I'm concerned about my newborn's vaccination schedule. Why do infants need so many vaccines so quickly?

Answer From Pritish K. Tosh, M.D.

Newborns are scheduled to get vaccines right away because these medicines help protect against serious diseases. These diseases can harm babies or lead to death.

Most babies are born with an immune system ready to keep out germs. For about three months after birth, babies may get some protection from diseases their birth mother was immune to, or from their birth mother's vaccines.

But vaccination makes sure a baby has as much protection as is safely possible against diseases that could overwhelm the immune system or cause serious complications. Vaccination also helps prevent babies and children from spreading infections to others.

A vaccine gets the body ready to get rid of something that doesn't belong. That means during an infection, the bacteria or virus will be stopped before it has a chance to cause damage.

The vaccine schedule covers common and dangerous infections. It's designed to protect babies when their immune system is ready. And it's designed to protect babies before they come into contact with the real infection. Newborns and young children can be exposed to diseases from family members, caregivers, and other close contacts. And they can be exposed to diseases during routine trips, such as visits to the grocery store.

Talk to your child's health care provider if you're worried about the vaccine schedule. Getting vaccinated on schedule provides the best protection against illness. The vaccine schedule has been studied for decades. For this reason, unless your child's health care provider tells you something different for your child, it's the safest schedule.


Pritish K. Tosh, M.D.

From Mayo Clinic to your inbox

Sign up for free and stay up to date on research advancements, health tips, current health topics, and expertise on managing health. Click here for an email preview.

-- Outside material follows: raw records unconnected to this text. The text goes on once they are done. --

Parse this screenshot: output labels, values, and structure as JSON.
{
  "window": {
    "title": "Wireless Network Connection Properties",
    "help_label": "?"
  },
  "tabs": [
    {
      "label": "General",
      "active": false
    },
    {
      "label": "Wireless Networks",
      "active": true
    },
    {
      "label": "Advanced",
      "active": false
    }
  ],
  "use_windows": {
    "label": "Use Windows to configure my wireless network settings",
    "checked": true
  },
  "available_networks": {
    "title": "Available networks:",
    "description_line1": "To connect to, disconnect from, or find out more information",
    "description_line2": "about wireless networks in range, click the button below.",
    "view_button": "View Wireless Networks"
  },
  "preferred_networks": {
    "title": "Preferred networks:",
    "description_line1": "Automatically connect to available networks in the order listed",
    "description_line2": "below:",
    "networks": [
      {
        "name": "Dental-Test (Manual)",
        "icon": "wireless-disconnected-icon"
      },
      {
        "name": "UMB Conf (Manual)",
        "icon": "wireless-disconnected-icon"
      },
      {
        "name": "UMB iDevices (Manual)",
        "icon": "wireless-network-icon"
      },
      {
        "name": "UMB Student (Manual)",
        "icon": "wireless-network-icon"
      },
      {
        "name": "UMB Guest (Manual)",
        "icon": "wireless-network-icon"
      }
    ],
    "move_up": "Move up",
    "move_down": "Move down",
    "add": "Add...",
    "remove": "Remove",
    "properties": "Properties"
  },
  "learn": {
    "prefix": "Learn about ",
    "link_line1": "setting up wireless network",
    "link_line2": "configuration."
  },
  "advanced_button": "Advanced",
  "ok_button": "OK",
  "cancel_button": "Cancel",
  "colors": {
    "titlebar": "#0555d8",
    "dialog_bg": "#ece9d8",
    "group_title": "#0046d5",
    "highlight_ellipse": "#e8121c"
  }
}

To provide you with the most relevant and helpful information, and understand which information is beneficial, we may combine your email and website usage information with other information we have about you. If you are a Mayo Clinic patient, this could include protected health information. If we combine this information with your protected health information, we will treat all of that information as protected health information and will only use or disclose that information as set forth in our notice of privacy practices. You may opt-out of email communications at any time by clicking on the unsubscribe link in the e-mail.

Oct. 11, 2022 See more Expert Answers